Barker: Define the word "ought".
Slick: Sthg you should do.
B Isn't 'should' a synonym for 'ought'?S: Yeah, that's why you really ought to belive that definition is true. ::Laughter:
B: Well if ought and should are synonyms, then what are those synonyms referring to? What does "ought" actually mean?
S: That's interesting, b/c I've got this quote from you..."if you ever get into a situation where you're stumped, over your head, or out of ideas and can't think of a way to loop the argument around, then there's always the appropriate tactic of backing up and making the person define his terms" (Losing Faith In Faith, p 113).
I'm gonna assume you're backed up b/c you can't define good rationally.
B: ...I've been asked to ask you these things. It doesn't mean I'm stumped.
Slick goes on to partially whiff on the definition of "ought/should", as he goes on to naïvely throw in, "If I love my wife, then...", which was walking right into Barker's cannon fire. I suppose this is a time when I will (appropriately, since we're so near to Thanksgiving) express gratitude to and for the various skeptics who have engaged me over the course of many comboxes - their questions and challenges have forced me to think this issue through. It does not appear that Slick has, as he got caught at precisely the point where he should have been prepared to stick a fork in Barker by asking just one or two more questions.
What Slick should've said is found here, basically. We ought to do what God has commanded, b/c what God commands is objectively good by definition, in and of itself. The OUTWORKINGS of such is where the "if, then" statements come in - that's step 2. Barker's "if, then" also is step 2; Slick should have zeroed in better on Barker's assumed step 1 (the definition: "that which minimises harm is good") and camped there the entire debate. Slick did do that at times, and Barker had no answer except to make emotional appeals to the crowd and argumenta ad populum. "If, then" statements are useless for DEFINING such things as "ought/should", though, b/c obviously it doesn't tell us whether the if-action is good, much less whether the then-consequence is good. It's merely another exercise of the naturalistic fallacy. Slick, to his credit, pointed that out numerous times in the debate, though it would've been nice if he had named it and cited Hume, he who also a priori rejected the miraculous b/c of his naturalistic presuppositions, as its originator, just to stick it to the naturalistic atheist Barker.
Anyway, I also bring this exchange up b/c it illustrates how airheaded Barker often is. He didn't just toss out the statement about "(if you're) stumped...mak(e) the person define his terms" in a debate cross-examination question. No, he wrote it in his book, which has now gone through at least one revision since its original publishing. What a ridiculous thing to say! Defining terms is perhaps the most important tactic in debate, for the edification of all. This seems to stem from the common skeptical viewpoint where the skeptic/Christian or atheist/theist debate centers around facts and not presuppositions. Creationism, for example - Creationists argue there's a set of facts, and we are trying to explain the facts via the narrative we support. Darwinians like to argue instead that "you have no facts", which is idiocy. Nobody "has" facts. Facts exist; how we explain them, for which worldview they are evidence in support - those are the questions. Sometimes, though, the skeptics will accidentally grant the obvious, thus exposing their more-common objections and complaints as mere chicanery, smokescreening, and gamesmanship.
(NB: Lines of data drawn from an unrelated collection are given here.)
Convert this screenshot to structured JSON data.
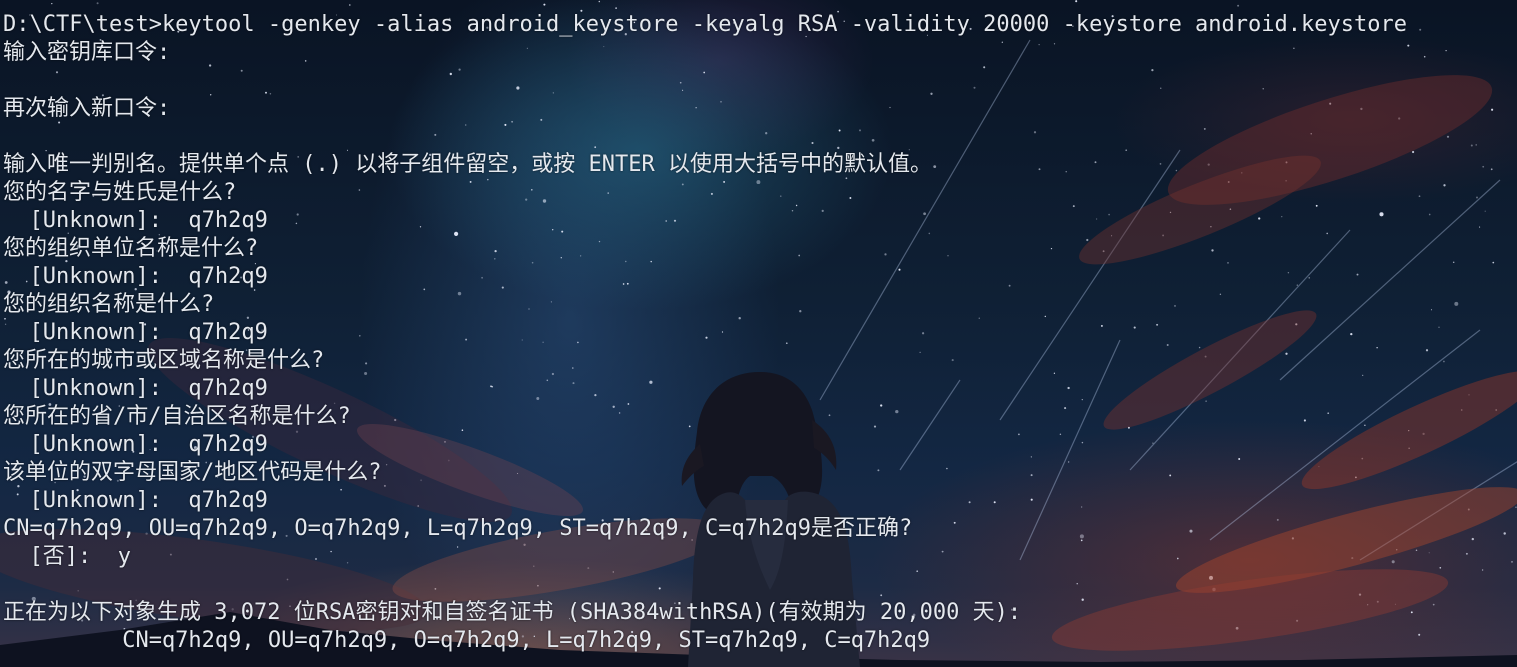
{
  "terminal": {
    "lines": [
      "D:\\CTF\\test>keytool -genkey -alias android_keystore -keyalg RSA -validity 20000 -keystore android.keystore",
      "输入密钥库口令:",
      "",
      "再次输入新口令:",
      "",
      "输入唯一判别名。提供单个点 (.) 以将子组件留空，或按 ENTER 以使用大括号中的默认值。",
      "您的名字与姓氏是什么?",
      "  [Unknown]:  q7h2q9",
      "您的组织单位名称是什么?",
      "  [Unknown]:  q7h2q9",
      "您的组织名称是什么?",
      "  [Unknown]:  q7h2q9",
      "您所在的城市或区域名称是什么?",
      "  [Unknown]:  q7h2q9",
      "您所在的省/市/自治区名称是什么?",
      "  [Unknown]:  q7h2q9",
      "该单位的双字母国家/地区代码是什么?",
      "  [Unknown]:  q7h2q9",
      "CN=q7h2q9, OU=q7h2q9, O=q7h2q9, L=q7h2q9, ST=q7h2q9, C=q7h2q9是否正确?",
      "  [否]:  y",
      "",
      "正在为以下对象生成 3,072 位RSA密钥对和自签名证书 (SHA384withRSA)(有效期为 20,000 天):",
      "         CN=q7h2q9, OU=q7h2q9, O=q7h2q9, L=q7h2q9, ST=q7h2q9, C=q7h2q9"
    ]
  },
  "colors": {
    "text": "#e4e8ee",
    "background": "#0b1526"
  }
}
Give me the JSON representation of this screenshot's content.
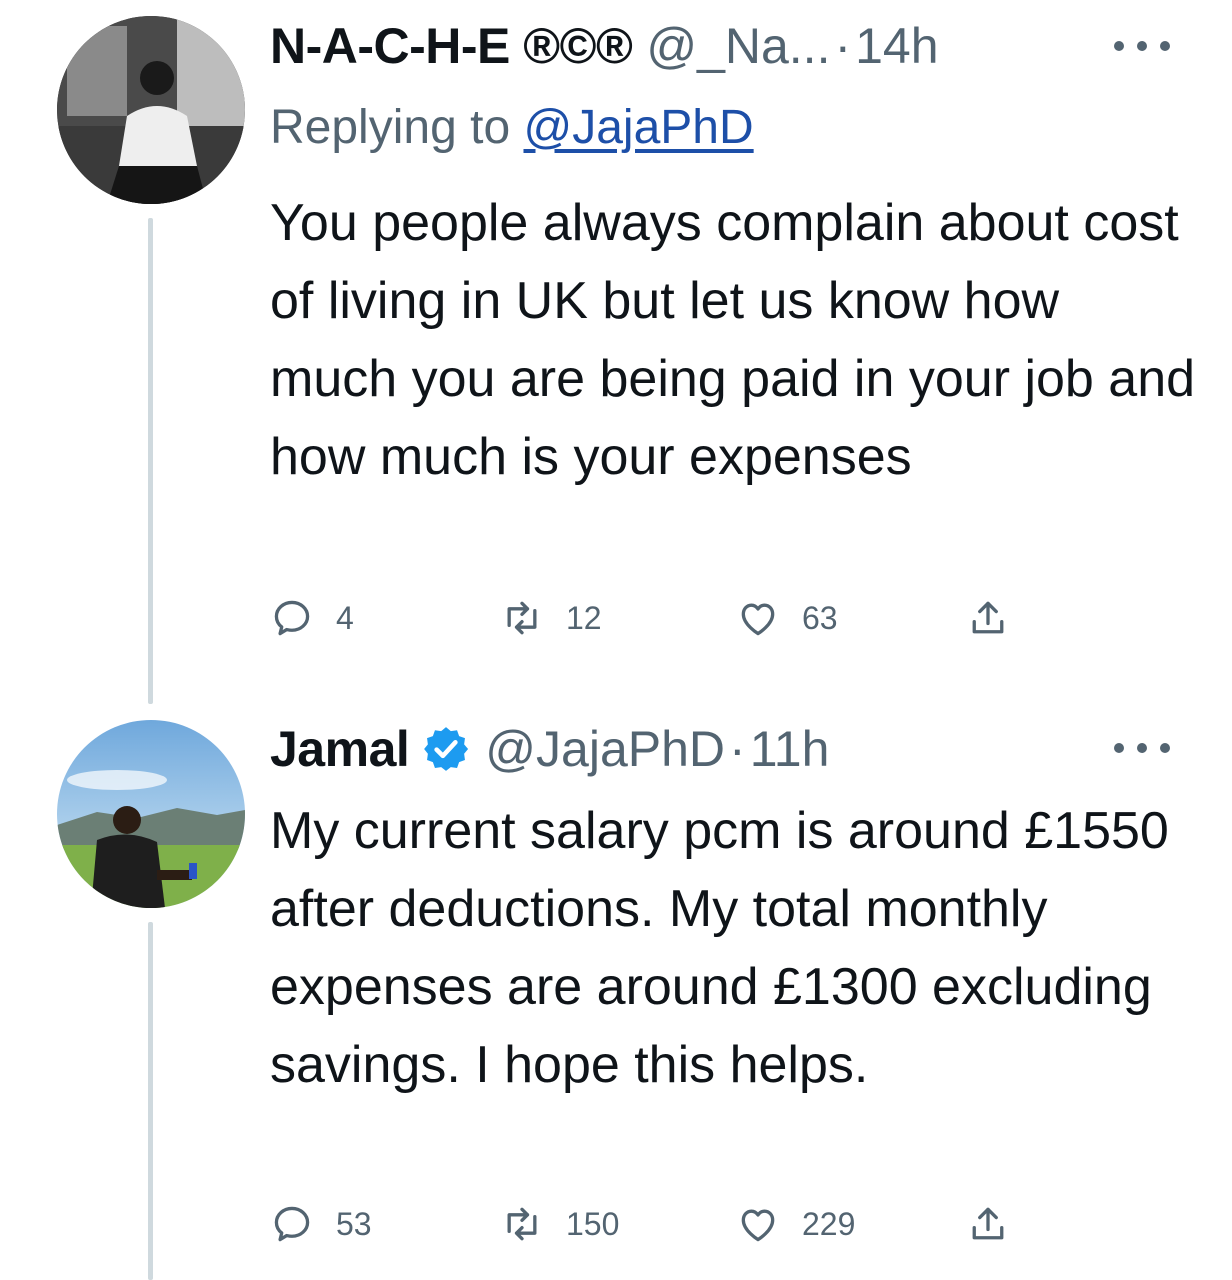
{
  "tweets": [
    {
      "display_name": "N-A-C-H-E ®©®",
      "handle": "@_Na...",
      "separator": "·",
      "time": "14h",
      "replying_prefix": "Replying to",
      "replying_handle": "@JajaPhD",
      "text": "You people always complain about cost of living in UK but let us know how much you are being paid in your job and how much is your expenses",
      "reply_count": "4",
      "retweet_count": "12",
      "like_count": "63",
      "verified": false
    },
    {
      "display_name": "Jamal",
      "handle": "@JajaPhD",
      "separator": "·",
      "time": "11h",
      "text": "My current salary pcm is around £1550 after deductions. My total monthly expenses are around £1300 excluding savings. I hope this helps.",
      "reply_count": "53",
      "retweet_count": "150",
      "like_count": "229",
      "verified": true
    }
  ],
  "icons": [
    "reply-icon",
    "retweet-icon",
    "like-icon",
    "share-icon",
    "more-icon",
    "verified-badge-icon"
  ],
  "colors": {
    "link": "#1d4fa8",
    "secondary": "#536471",
    "verified": "#1d9bf0",
    "thread_line": "#cfd9de"
  }
}
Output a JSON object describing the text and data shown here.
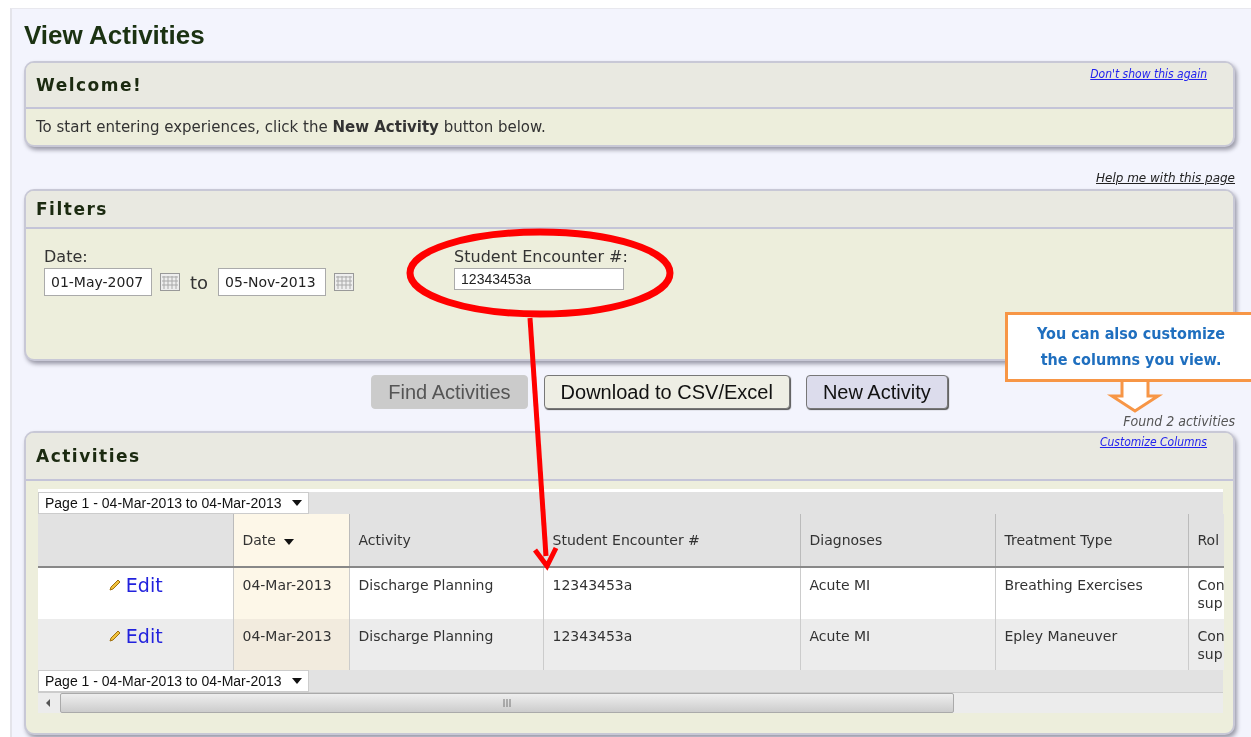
{
  "title": "View Activities",
  "welcome": {
    "heading": "Welcome!",
    "dismiss_link": "Don't show this again",
    "message": "To start entering experiences, click the **New Activity** button below."
  },
  "help_link": "Help me with this page",
  "filters": {
    "heading": "Filters",
    "date_label": "Date:",
    "date_from": "01-May-2007",
    "to_label": "to",
    "date_to": "05-Nov-2013",
    "encounter_label": "Student Encounter #:",
    "encounter_value": "12343453a"
  },
  "buttons": [
    {
      "label": "Find Activities",
      "kind": "plain",
      "disabled": true
    },
    {
      "label": "Download to CSV/Excel",
      "kind": "plain",
      "disabled": false
    },
    {
      "label": "New Activity",
      "kind": "accent",
      "disabled": false
    }
  ],
  "found_text": "Found 2 activities",
  "activities": {
    "heading": "Activities",
    "customize_link": "Customize Columns",
    "pager_top": "Page 1 - 04-Mar-2013 to 04-Mar-2013",
    "pager_bottom": "Page 1 - 04-Mar-2013 to 04-Mar-2013",
    "columns": [
      {
        "label": "Date",
        "sorted": true
      },
      {
        "label": "Activity",
        "sorted": false
      },
      {
        "label": "Student Encounter #",
        "sorted": false
      },
      {
        "label": "Diagnoses",
        "sorted": false
      },
      {
        "label": "Treatment Type",
        "sorted": false
      },
      {
        "label": "Rol",
        "sorted": false
      }
    ],
    "rows": [
      {
        "edit": "Edit",
        "cells": [
          "04-Mar-2013",
          "Discharge Planning",
          "12343453a",
          "Acute MI",
          "Breathing Exercises",
          "Con sup"
        ]
      },
      {
        "edit": "Edit",
        "cells": [
          "04-Mar-2013",
          "Discharge Planning",
          "12343453a",
          "Acute MI",
          "Epley Maneuver",
          "Con sup"
        ]
      }
    ]
  },
  "callout": "You can also customize the columns you view."
}
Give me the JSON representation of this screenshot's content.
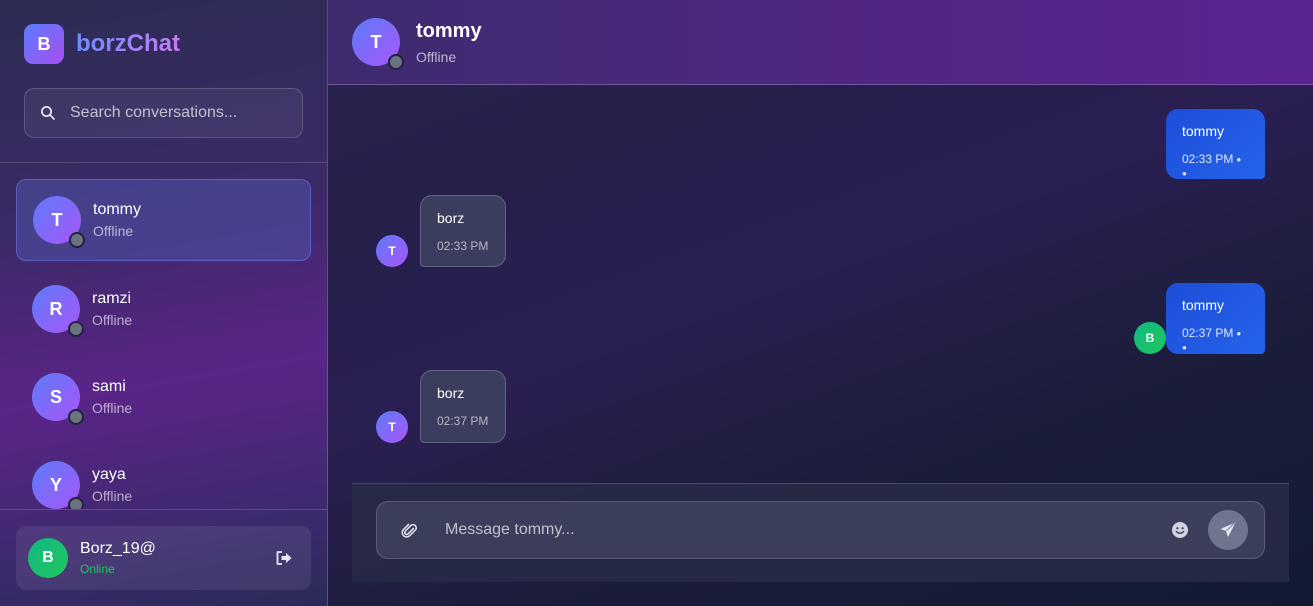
{
  "brand": {
    "logo_letter": "B",
    "name": "borzChat"
  },
  "search": {
    "placeholder": "Search conversations...",
    "value": ""
  },
  "conversations": [
    {
      "initial": "T",
      "name": "tommy",
      "status": "Offline",
      "active": true
    },
    {
      "initial": "R",
      "name": "ramzi",
      "status": "Offline",
      "active": false
    },
    {
      "initial": "S",
      "name": "sami",
      "status": "Offline",
      "active": false
    },
    {
      "initial": "Y",
      "name": "yaya",
      "status": "Offline",
      "active": false
    }
  ],
  "current_user": {
    "initial": "B",
    "name": "Borz_19@",
    "status": "Online"
  },
  "chat_header": {
    "initial": "T",
    "name": "tommy",
    "status": "Offline"
  },
  "messages": [
    {
      "direction": "sent",
      "text": "tommy",
      "time": "02:33 PM",
      "avatar": ""
    },
    {
      "direction": "received",
      "text": "borz",
      "time": "02:33 PM",
      "avatar": "T"
    },
    {
      "direction": "sent",
      "text": "tommy",
      "time": "02:37 PM",
      "avatar": "B"
    },
    {
      "direction": "received",
      "text": "borz",
      "time": "02:37 PM",
      "avatar": "T"
    }
  ],
  "composer": {
    "placeholder": "Message tommy...",
    "value": ""
  },
  "icons": {
    "search": "search-icon",
    "logout": "logout-icon",
    "attach": "paperclip-icon",
    "emoji": "smiley-icon",
    "send": "send-icon"
  },
  "colors": {
    "accent_blue": "#2563eb",
    "online_green": "#22c55e",
    "offline_gray": "#6b7280"
  }
}
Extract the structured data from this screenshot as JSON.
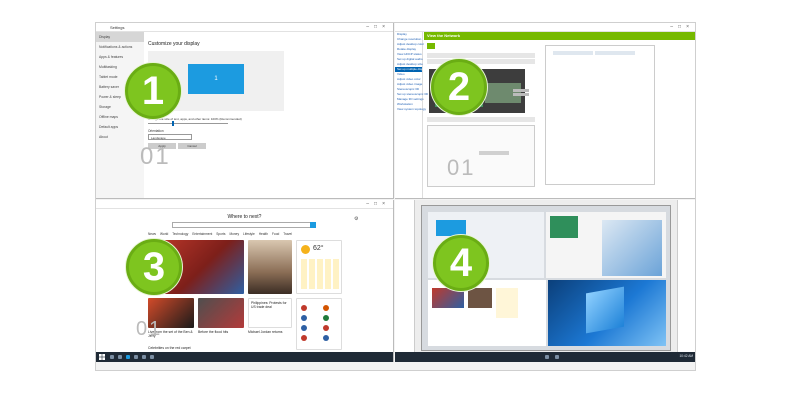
{
  "badges": {
    "b1": "1",
    "b2": "2",
    "b3": "3",
    "b4": "4"
  },
  "colors": {
    "badge": "#7ec51f",
    "accent_blue": "#1c9be0",
    "nvidia_green": "#76b900",
    "taskbar": "#1f2a36"
  },
  "settings": {
    "window_title": "Settings",
    "heading": "Customize your display",
    "monitor_number": "1",
    "nav_items": [
      "Display",
      "Notifications & actions",
      "Apps & features",
      "Multitasking",
      "Tablet mode",
      "Battery saver",
      "Power & sleep",
      "Storage",
      "Offline maps",
      "Default apps",
      "About"
    ],
    "text_size_label": "Change the size of text, apps, and other items: 100% (Recommended)",
    "orientation_label": "Orientation",
    "orientation_value": "Landscape",
    "apply_button": "Apply",
    "cancel_button": "Cancel",
    "doodle": "01"
  },
  "nvidia": {
    "section_title": "View the Network",
    "doodle": "01",
    "tree_items": [
      "Display",
      "Change resolution",
      "Adjust desktop color",
      "Rotate display",
      "View HDCP status",
      "Set up digital audio",
      "Adjust desktop size",
      "Set up multiple displays",
      "Video",
      "Adjust video color",
      "Adjust video image",
      "Stereoscopic 3D",
      "Set up stereoscopic 3D",
      "Manage 3D settings",
      "Workstation",
      "View system topology"
    ]
  },
  "edge": {
    "heading": "Where to next?",
    "nav_tabs": [
      "News",
      "World",
      "Technology",
      "Entertainment",
      "Sports",
      "Money",
      "Lifestyle",
      "Health",
      "Food",
      "Travel"
    ],
    "weather_temp": "62°",
    "doodle": "01",
    "story1": "Live from the set of the Ben & Jerry",
    "story2": "Before the flood hits",
    "story3": "Michael Jordan returns",
    "story4": "Philippines: Protests for US trade deal",
    "story5": "Celebrities on the red carpet"
  },
  "taskbar": {
    "clock": "10:42 AM"
  }
}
Barker should know this, but I'd struggle to find any evidence that he's ever thought this deeply about the situation, despite being confronted with it numerous times in public debates. It's illuminating as to why he remains an atheist, though - if you don't think deeply about such things, then I'd certainly expect you to be an atheist.